President Trump's approval ratings after his first 100 days in office make for grim reading. As markets question the ability of the White House to get its own way, we've seen a significant retracement in the "Trump trade" in both equities and fixed income. The President needs to become the cajoler, not just the commander, in chief to revive hopes of a large fiscal stimulus.
Investors are constantly trying to judge the so-called “reaction function” of the Federal Reserve to understand the likely path for monetary policy. This understanding could get turned on its head in the next twelve months if Janet Yellen is replaced by Professor John B Taylor of Stanford University.
In a largely unexpected result, the US electorate has voted for Donald Trump to become the next President of the United States. While this heralds a significant period of uncertainty, there are the signposts we can keep an eye on to help navigate these uncertain times.
Monetary policymakers are often described as heading into “uncharted territory”. The latest example is the Bank of Japan’s decision to introduce a target for ten-year yields. You won’t find a precedent of this policy in recent history. But the territory is not totally uncharted: we saw something very similar in the USA roughly seventy years ago.
The regulatory regime that applies to US money market mutual funds is changing significantly in mid-October.

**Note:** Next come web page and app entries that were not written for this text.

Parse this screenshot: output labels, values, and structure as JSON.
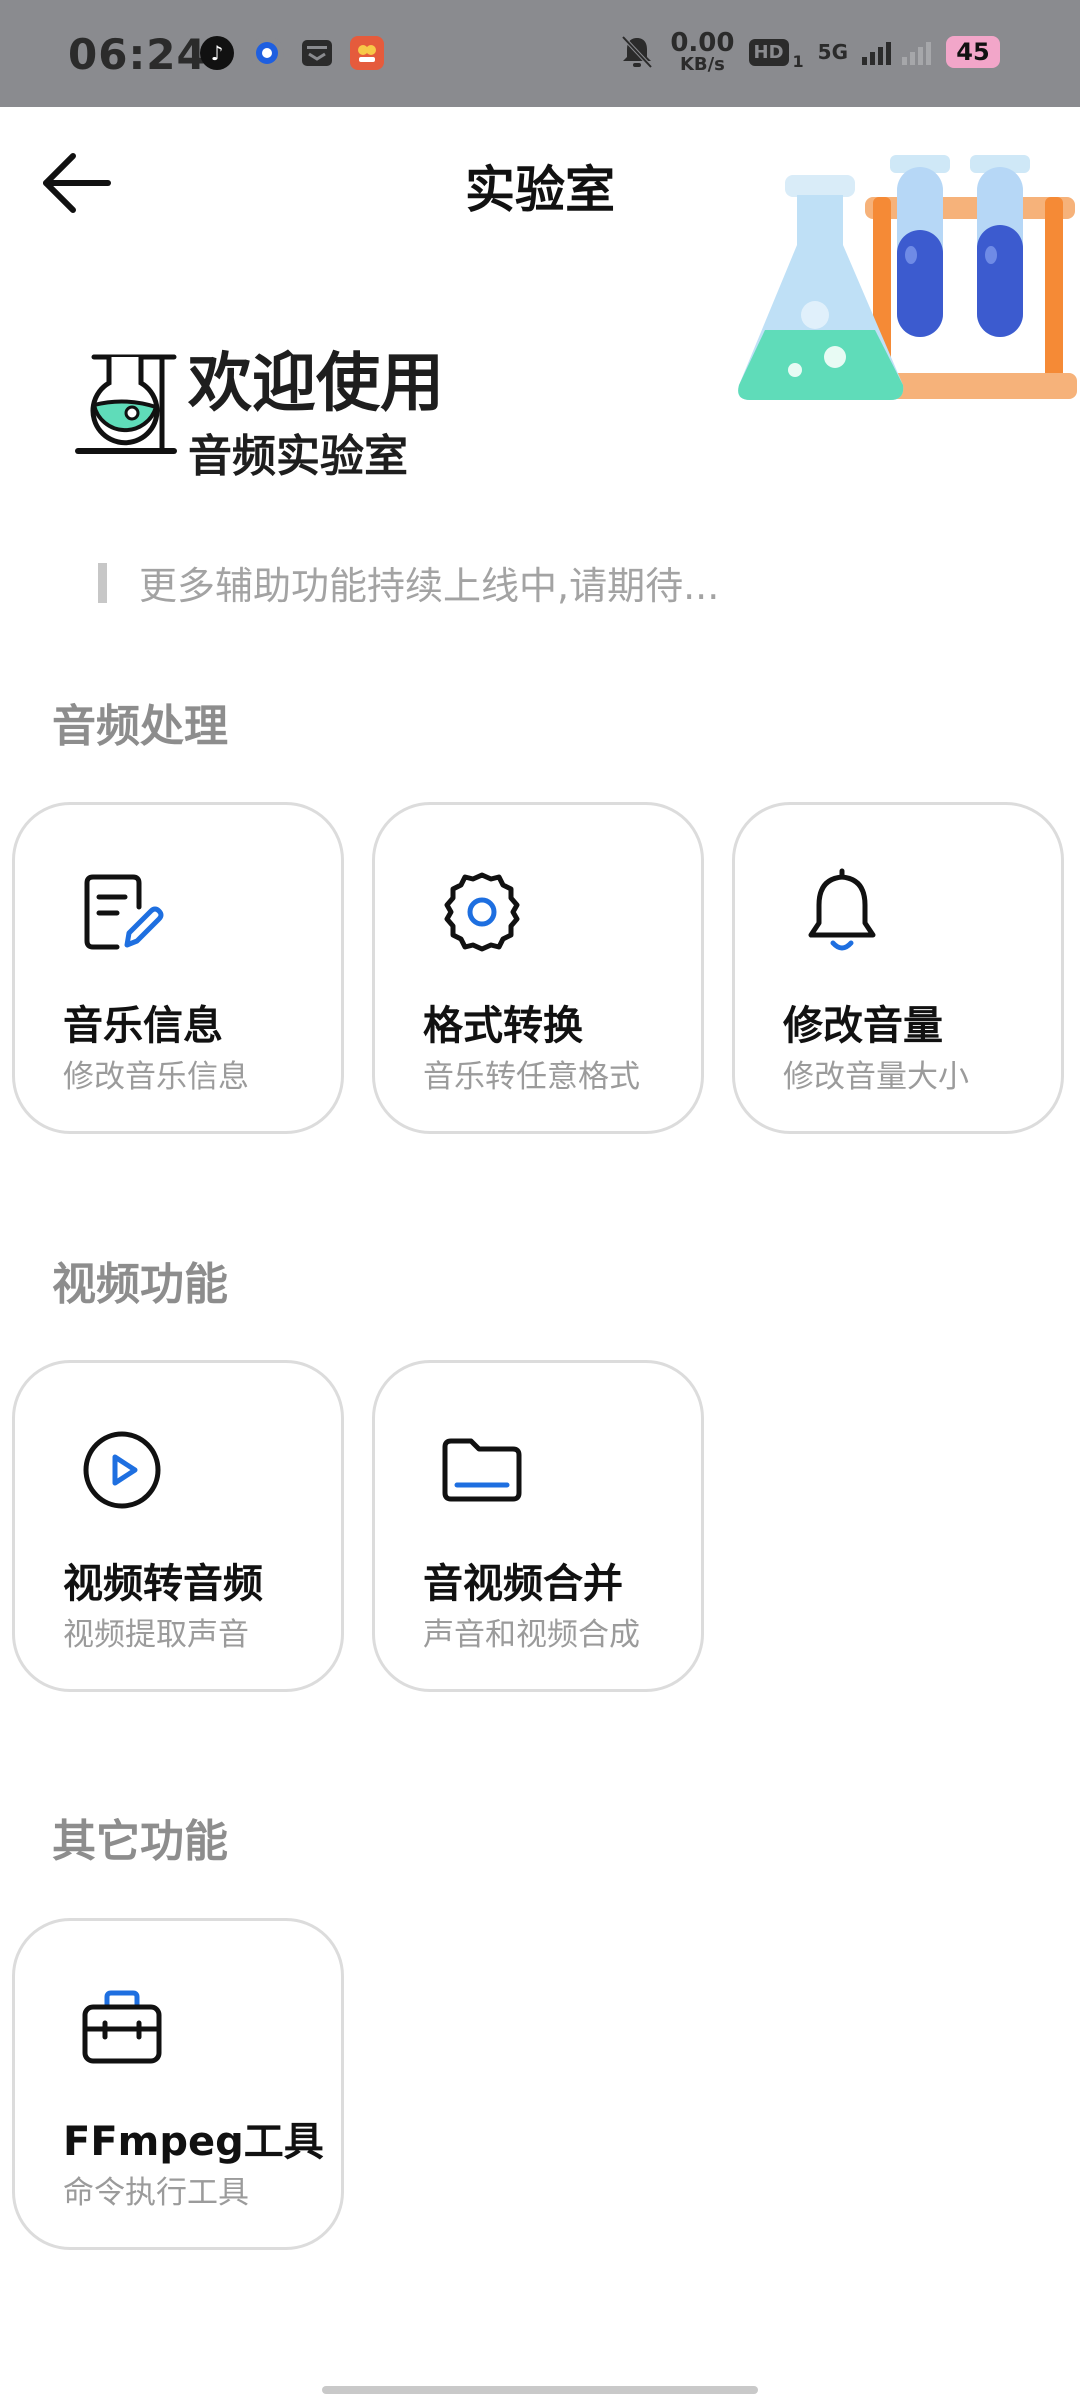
{
  "status_bar": {
    "time": "06:24",
    "net_speed_value": "0.00",
    "net_speed_unit": "KB/s",
    "hd_label": "HD",
    "hd_sub": "1",
    "network": "5G",
    "battery": "45",
    "icons": [
      "music-app-icon",
      "browser-icon",
      "mail-icon",
      "shop-app-icon",
      "mute-bell-icon",
      "signal-icon"
    ]
  },
  "header": {
    "title": "实验室"
  },
  "welcome": {
    "line1": "欢迎使用",
    "line2": "音频实验室"
  },
  "notice": "更多辅助功能持续上线中,请期待...",
  "sections": [
    {
      "title": "音频处理",
      "items": [
        {
          "title": "音乐信息",
          "subtitle": "修改音乐信息",
          "icon": "edit-note-icon"
        },
        {
          "title": "格式转换",
          "subtitle": "音乐转任意格式",
          "icon": "gear-icon"
        },
        {
          "title": "修改音量",
          "subtitle": "修改音量大小",
          "icon": "bell-icon"
        }
      ]
    },
    {
      "title": "视频功能",
      "items": [
        {
          "title": "视频转音频",
          "subtitle": "视频提取声音",
          "icon": "play-circle-icon"
        },
        {
          "title": "音视频合并",
          "subtitle": "声音和视频合成",
          "icon": "folder-icon"
        }
      ]
    },
    {
      "title": "其它功能",
      "items": [
        {
          "title": "FFmpeg工具",
          "subtitle": "命令执行工具",
          "icon": "toolbox-icon"
        }
      ]
    }
  ],
  "colors": {
    "accent": "#1e6fe0",
    "status_bar": "#8a8b8f",
    "section_title": "#8d8d8d"
  }
}
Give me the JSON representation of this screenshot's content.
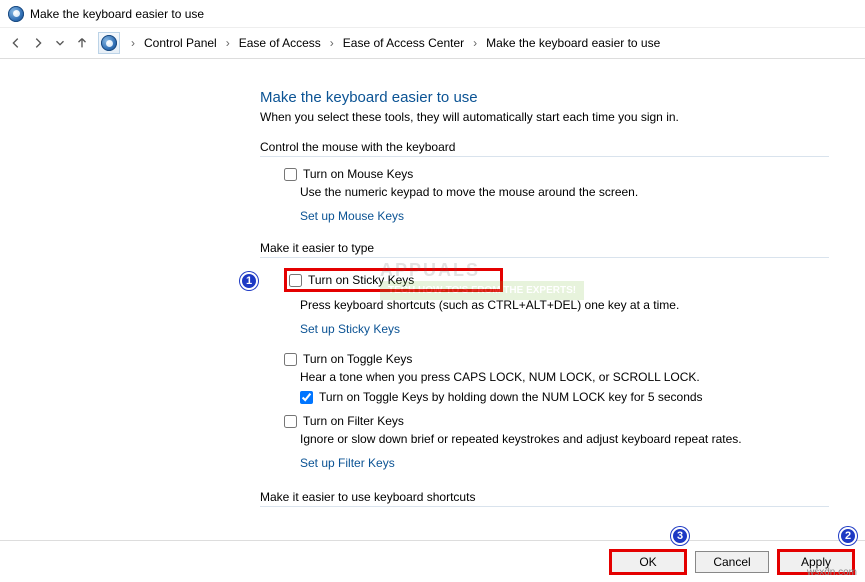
{
  "window_title": "Make the keyboard easier to use",
  "breadcrumb": [
    "Control Panel",
    "Ease of Access",
    "Ease of Access Center",
    "Make the keyboard easier to use"
  ],
  "heading": "Make the keyboard easier to use",
  "subheading": "When you select these tools, they will automatically start each time you sign in.",
  "sections": {
    "mouse_ctrl": {
      "title": "Control the mouse with the keyboard",
      "mouse_keys": {
        "label": "Turn on Mouse Keys",
        "checked": false,
        "desc": "Use the numeric keypad to move the mouse around the screen."
      },
      "link": "Set up Mouse Keys"
    },
    "easier_type": {
      "title": "Make it easier to type",
      "sticky": {
        "label": "Turn on Sticky Keys",
        "checked": false,
        "desc": "Press keyboard shortcuts (such as CTRL+ALT+DEL) one key at a time."
      },
      "sticky_link": "Set up Sticky Keys",
      "toggle": {
        "label": "Turn on Toggle Keys",
        "checked": false,
        "desc": "Hear a tone when you press CAPS LOCK, NUM LOCK, or SCROLL LOCK."
      },
      "toggle_hold": {
        "label": "Turn on Toggle Keys by holding down the NUM LOCK key for 5 seconds",
        "checked": true
      },
      "filter": {
        "label": "Turn on Filter Keys",
        "checked": false,
        "desc": "Ignore or slow down brief or repeated keystrokes and adjust keyboard repeat rates."
      },
      "filter_link": "Set up Filter Keys"
    },
    "shortcuts": {
      "title": "Make it easier to use keyboard shortcuts"
    }
  },
  "buttons": {
    "ok": "OK",
    "cancel": "Cancel",
    "apply": "Apply"
  },
  "callouts": {
    "sticky": "1",
    "apply": "2",
    "ok": "3"
  },
  "watermark": "wsxdn.com",
  "wm_logo": {
    "name": "APPUALS",
    "tag": "TECH HOW-TO'S FROM THE EXPERTS!"
  }
}
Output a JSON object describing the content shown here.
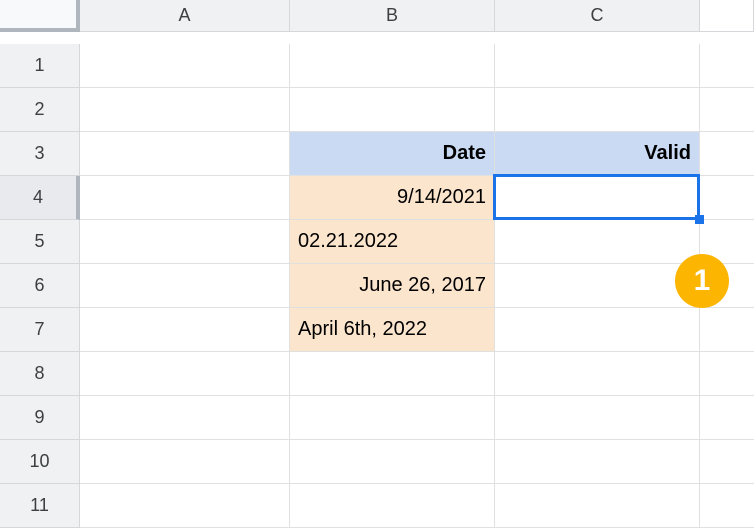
{
  "columns": {
    "A": "A",
    "B": "B",
    "C": "C"
  },
  "rows": {
    "1": "1",
    "2": "2",
    "3": "3",
    "4": "4",
    "5": "5",
    "6": "6",
    "7": "7",
    "8": "8",
    "9": "9",
    "10": "10",
    "11": "11"
  },
  "headers": {
    "B3": "Date",
    "C3": "Valid"
  },
  "cells": {
    "B4": "9/14/2021",
    "B5": "02.21.2022",
    "B6": "June 26, 2017",
    "B7": "April 6th, 2022"
  },
  "selected_cell": "C4",
  "annotation": {
    "label": "1"
  }
}
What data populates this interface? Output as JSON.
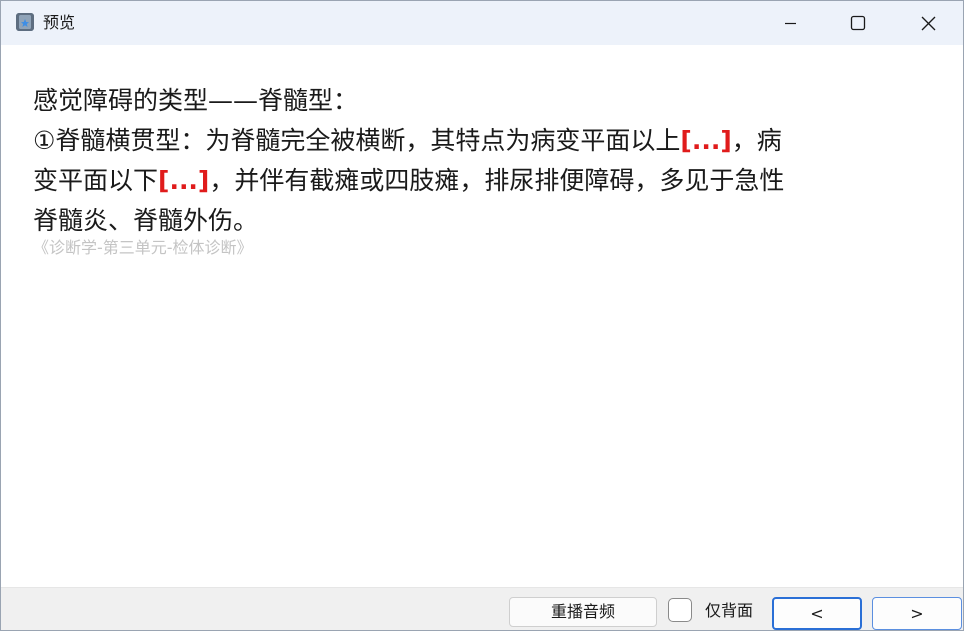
{
  "window": {
    "title": "预览",
    "accent_color": "#2a6fd6"
  },
  "card": {
    "line1": "感觉障碍的类型——脊髓型：",
    "line2_prefix": "①脊髓横贯型：为脊髓完全被横断，其特点为病变平面以上",
    "cloze1": "[...]",
    "line2_suffix": "，病",
    "line3_prefix": "变平面以下",
    "cloze2": "[...]",
    "line3_suffix": "，并伴有截瘫或四肢瘫，排尿排便障碍，多见于急性",
    "line4": "脊髓炎、脊髓外伤。",
    "source": "《诊断学-第三单元-检体诊断》",
    "cloze_color": "#e01b1b"
  },
  "toolbar": {
    "replay_label": "重播音频",
    "back_only_label": "仅背面",
    "back_only_checked": false,
    "prev_label": "<",
    "next_label": ">"
  }
}
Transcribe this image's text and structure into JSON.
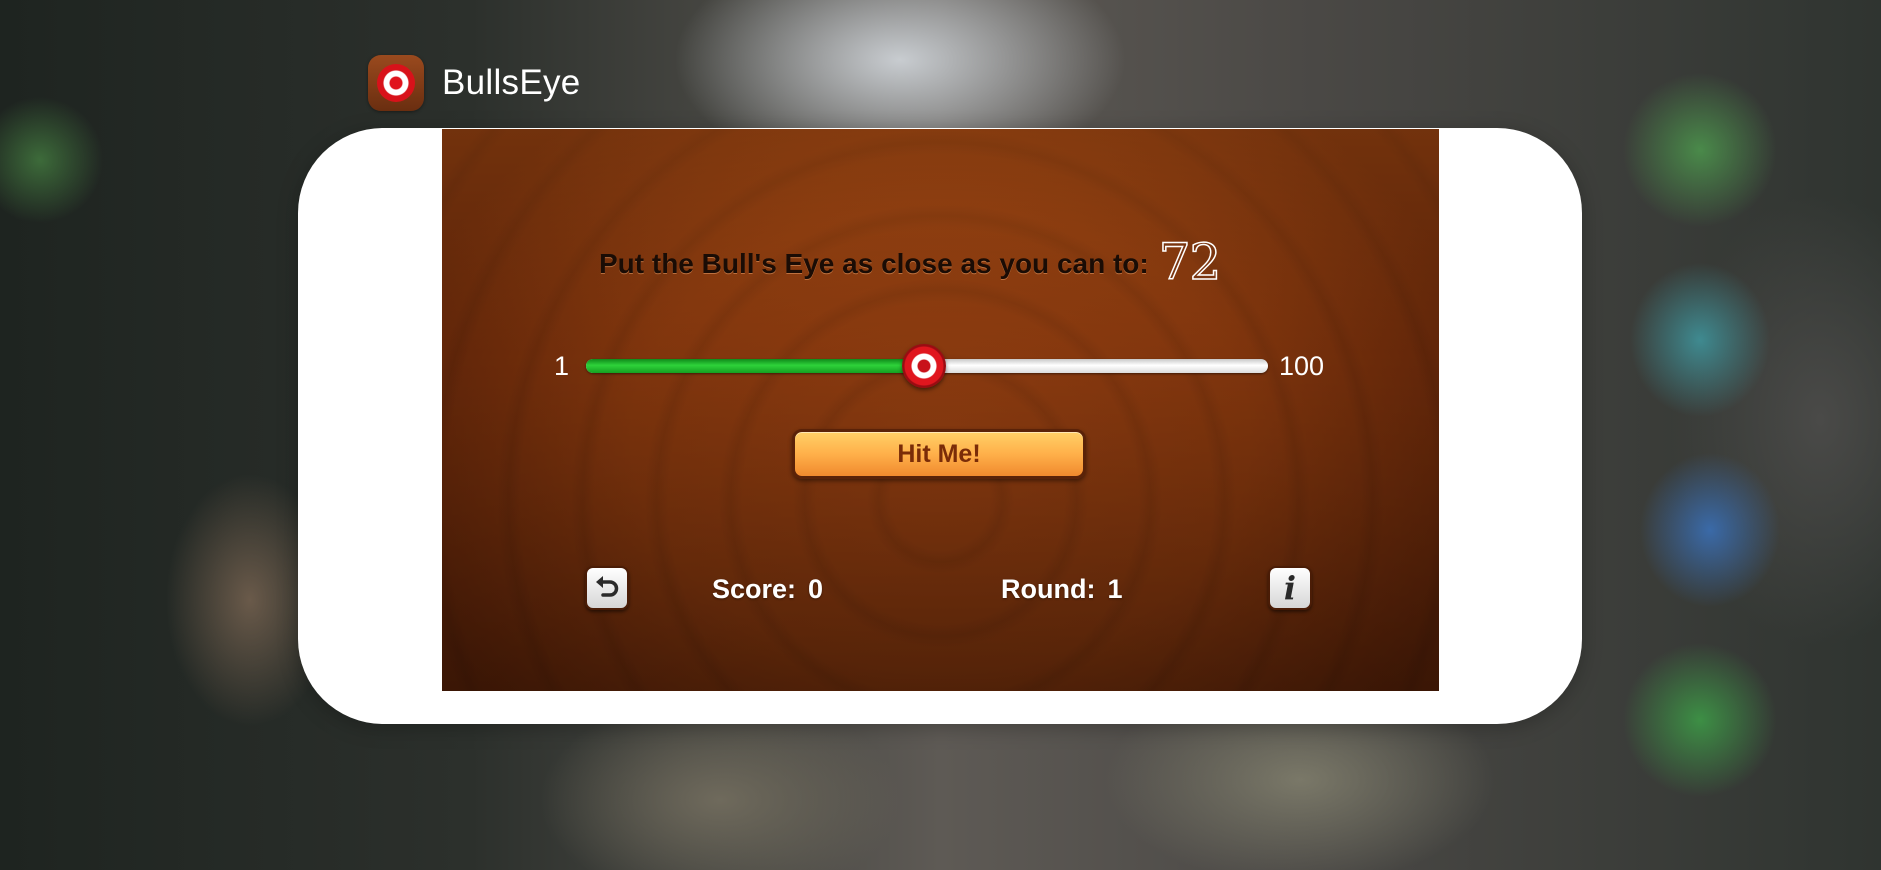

The side effect of this change has been a notable increase in bank funding costs (i.e. higher LIBOR-OIS spreads). While they are relevant for US credit investors, these recent developments tell us nothing about market concerns around bank solvency.
Six years into a bull market and with many equity indices at all-time highs it is understandable that investors are nervous about when the party will end. Unfortunately (or fortunately) predicting the end of a bull market is not as easy as looking at a calendar.